of the survivors, their ability to find humor and give tokens of appreciation to
volunteers and journalists even in their time of need. “I saw the capacity of young
people to become civic minded,” said Noguchi. “This was a galvanizing emergency.
Young people organized clothing drives and collected goods from people who still
had goods to donate.”
The Taylor Anderson/Japan Foundation lecture was made possible through a generous
grant from The Japan Foundation Center for Global Partnership, entitled “Honoring
the Life , Work and Good Spirit of Taylor Anderson—Enhancing Japanese Studies at
Randolph-Macon College.” The purpose of this grant is to create further awareness,
understanding and appreciation of the Japanese culture and cultivate meaningful
and lasting relationships with each country. Japan Foundation director Kazuaki Kubo
and his wife attended the program. Special guests also included Virginia Secretary
of Public Safety Marla Graff Decker, Virginia Secretary of Trade and Commerce Jim
Cheng, Ambassador John Malott, President of the Japan-American Society of Washington,
D.C., and Maurice Maloney, President of the JET Alumni Association of Washington.
In addition, 28 Japanese students with the Knowledge Investment Program (KIP), hosted
by the U.S. Japan Council, attended the lecture to commemorate the anniversary.
Student participants included those both directly affected by the March 11, 2011
earthquake, in the Tohoku region, and those dedicated to Japan’s post-disaster recovery
from other parts of the country.
The Japan Foundation
The Taylor Anderson/Japan Foundation lecture is sponsored through the generosity
of The Japan Foundation Center for Global Partnership grant, entitled “Honoring
the Life, Work, and Good Spirit of Taylor Anderson- Enhancing Japanese Studies at

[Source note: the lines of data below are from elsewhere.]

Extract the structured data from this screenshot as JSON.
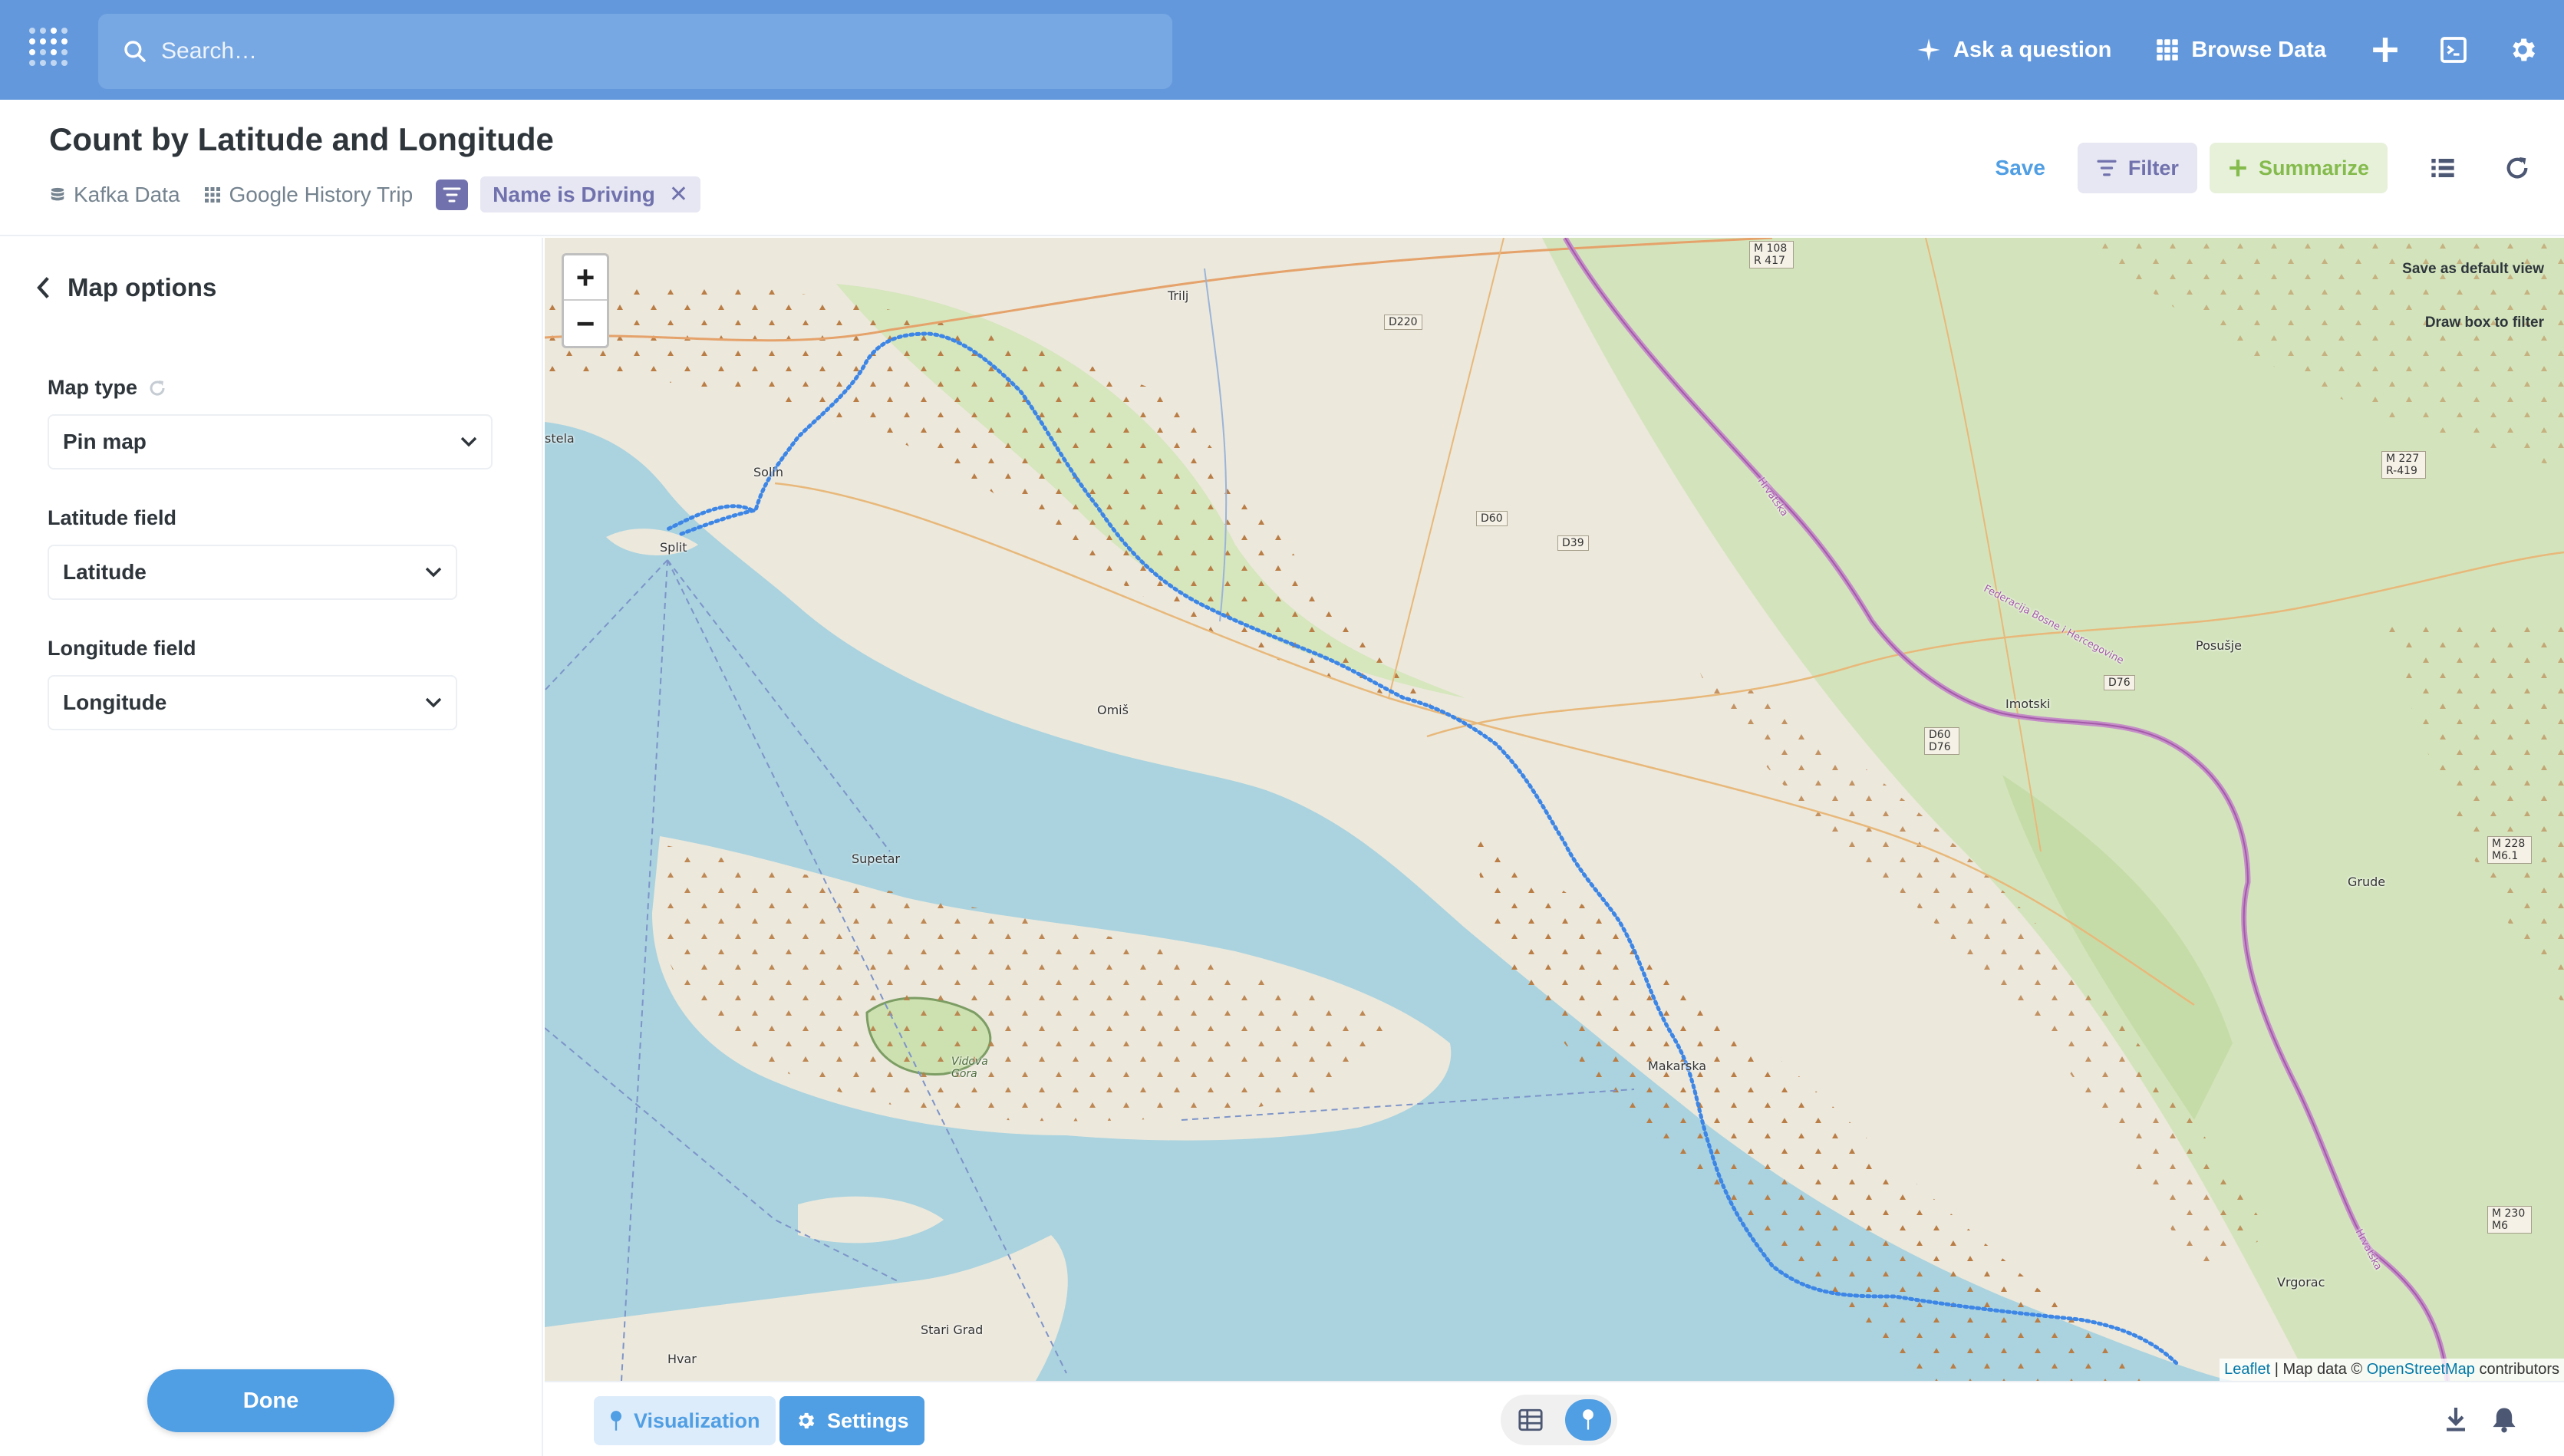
{
  "nav": {
    "search_placeholder": "Search…",
    "ask_label": "Ask a question",
    "browse_label": "Browse Data"
  },
  "header": {
    "title": "Count by Latitude and Longitude",
    "crumbs": [
      "Kafka Data",
      "Google History Trip"
    ],
    "filter_pill": "Name is Driving",
    "save_label": "Save",
    "filter_label": "Filter",
    "summarize_label": "Summarize"
  },
  "sidebar": {
    "title": "Map options",
    "map_type_label": "Map type",
    "map_type_value": "Pin map",
    "latitude_label": "Latitude field",
    "latitude_value": "Latitude",
    "longitude_label": "Longitude field",
    "longitude_value": "Longitude",
    "done_label": "Done"
  },
  "map": {
    "save_default": "Save as default view",
    "draw_box": "Draw box to filter",
    "attribution_leaflet": "Leaflet",
    "attribution_mid": " | Map data © ",
    "attribution_osm": "OpenStreetMap",
    "attribution_end": " contributors",
    "places": {
      "trilj": "Trilj",
      "split": "Split",
      "solin": "Solin",
      "omis": "Omiš",
      "supetar": "Supetar",
      "vidova": "Vidova Gora",
      "makarska": "Makarska",
      "imotski": "Imotski",
      "posusje": "Posušje",
      "grude": "Grude",
      "vrgorac": "Vrgorac",
      "hvar": "Hvar",
      "starigrad": "Stari Grad",
      "stela": "stela",
      "fbih": "Federacija Bosne i Hercegovine",
      "hrvatska": "Hrvatska"
    },
    "shields": {
      "m108": "M 108 R 417",
      "d220": "D220",
      "d60": "D60",
      "d39": "D39",
      "d76": "D76",
      "d60d76": "D60 D76",
      "m227": "M 227 R-419",
      "m228": "M 228 M6.1",
      "m230": "M 230 M6"
    }
  },
  "footer": {
    "visualization_label": "Visualization",
    "settings_label": "Settings"
  },
  "colors": {
    "brand": "#509ee3",
    "nav_bg": "#6399dc",
    "filter": "#7172ad",
    "summarize": "#84bb4c",
    "sea": "#aad3df",
    "route": "#3d86e6"
  }
}
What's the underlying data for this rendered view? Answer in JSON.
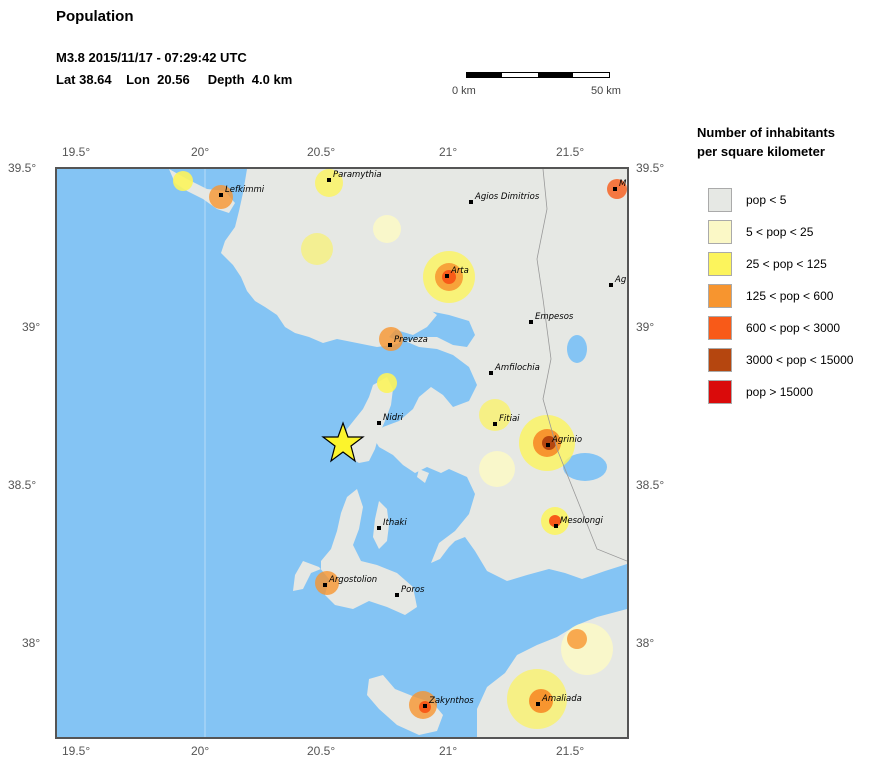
{
  "header": {
    "title": "Population",
    "event_line": "M3.8  2015/11/17 - 07:29:42 UTC",
    "location_line": "Lat 38.64    Lon  20.56     Depth  4.0 km"
  },
  "scale": {
    "left_label": "0 km",
    "right_label": "50 km"
  },
  "axes": {
    "lon_ticks": [
      "19.5°",
      "20°",
      "20.5°",
      "21°",
      "21.5°"
    ],
    "lat_ticks": [
      "39.5°",
      "39°",
      "38.5°",
      "38°"
    ]
  },
  "epicenter": {
    "lat": 38.64,
    "lon": 20.56
  },
  "cities": [
    {
      "name": "Lefkimmi"
    },
    {
      "name": "Paramythia"
    },
    {
      "name": "Agios Dimitrios"
    },
    {
      "name": "Arta"
    },
    {
      "name": "Empesos"
    },
    {
      "name": "Preveza"
    },
    {
      "name": "Amfilochia"
    },
    {
      "name": "Nidri"
    },
    {
      "name": "Fitiai"
    },
    {
      "name": "Agrinio"
    },
    {
      "name": "Ithaki"
    },
    {
      "name": "Mesolongi"
    },
    {
      "name": "Argostolion"
    },
    {
      "name": "Poros"
    },
    {
      "name": "Zakynthos"
    },
    {
      "name": "Amaliada"
    },
    {
      "name": "M"
    },
    {
      "name": "Ag"
    }
  ],
  "legend": {
    "title_line1": "Number of inhabitants",
    "title_line2": "per square kilometer",
    "items": [
      {
        "label": "pop < 5",
        "color": "#e6e8e4"
      },
      {
        "label": "5 < pop < 25",
        "color": "#fbf8c6"
      },
      {
        "label": "25 < pop < 125",
        "color": "#fcf45c"
      },
      {
        "label": "125 < pop < 600",
        "color": "#f7952f"
      },
      {
        "label": "600 < pop < 3000",
        "color": "#f85a18"
      },
      {
        "label": "3000 < pop < 15000",
        "color": "#b5460f"
      },
      {
        "label": "pop > 15000",
        "color": "#da0b0b"
      }
    ]
  },
  "colors": {
    "sea": "#84c4f4",
    "land_low": "#e6e8e4"
  }
}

Randolph-Macon College.” In 2011, Randolph-Macon College received the grant
to strengthen Japanese Studies, a part of the college’s
Asian Studies program. The grant will help the College reach its goal of
increasing course offerings in Japanese language and culture and allow students
to travel to Japan as part of their studies. The college received $100,000 for this
academic year with the anticipation of receiving additional funds during the five-year
duration of the grant.
Taylor Anderson ’08
Taylor Anderson, who had a lifelong love of Japan, graduated from Randolph-Macon
College in 2008 with a bachelor’s degree in
International Studies and minors in Asian
Studies and Political Science.
She joined The Japan Exchange and Teaching (JET) program and was assigned to teach
in Ishinomaki, Japan. The JET program is one of the world's largest exchange programs
and is aimed at developing strong international relationships between Japan and
Taylor Anderson Documentary
Producer/Director Regge Life is currently producing a documentary about the inspiring
life story of Taylor Anderson and her passion and zest for the people of Ishinomaki,
Japan. Life is seeking additional support to finish the film which he hopes will
provide encouragement and opportunities for young people, in both Japan and the
United States, to look beyond the boundaries of their community.
To learn more about the documentary and pledge your support, click on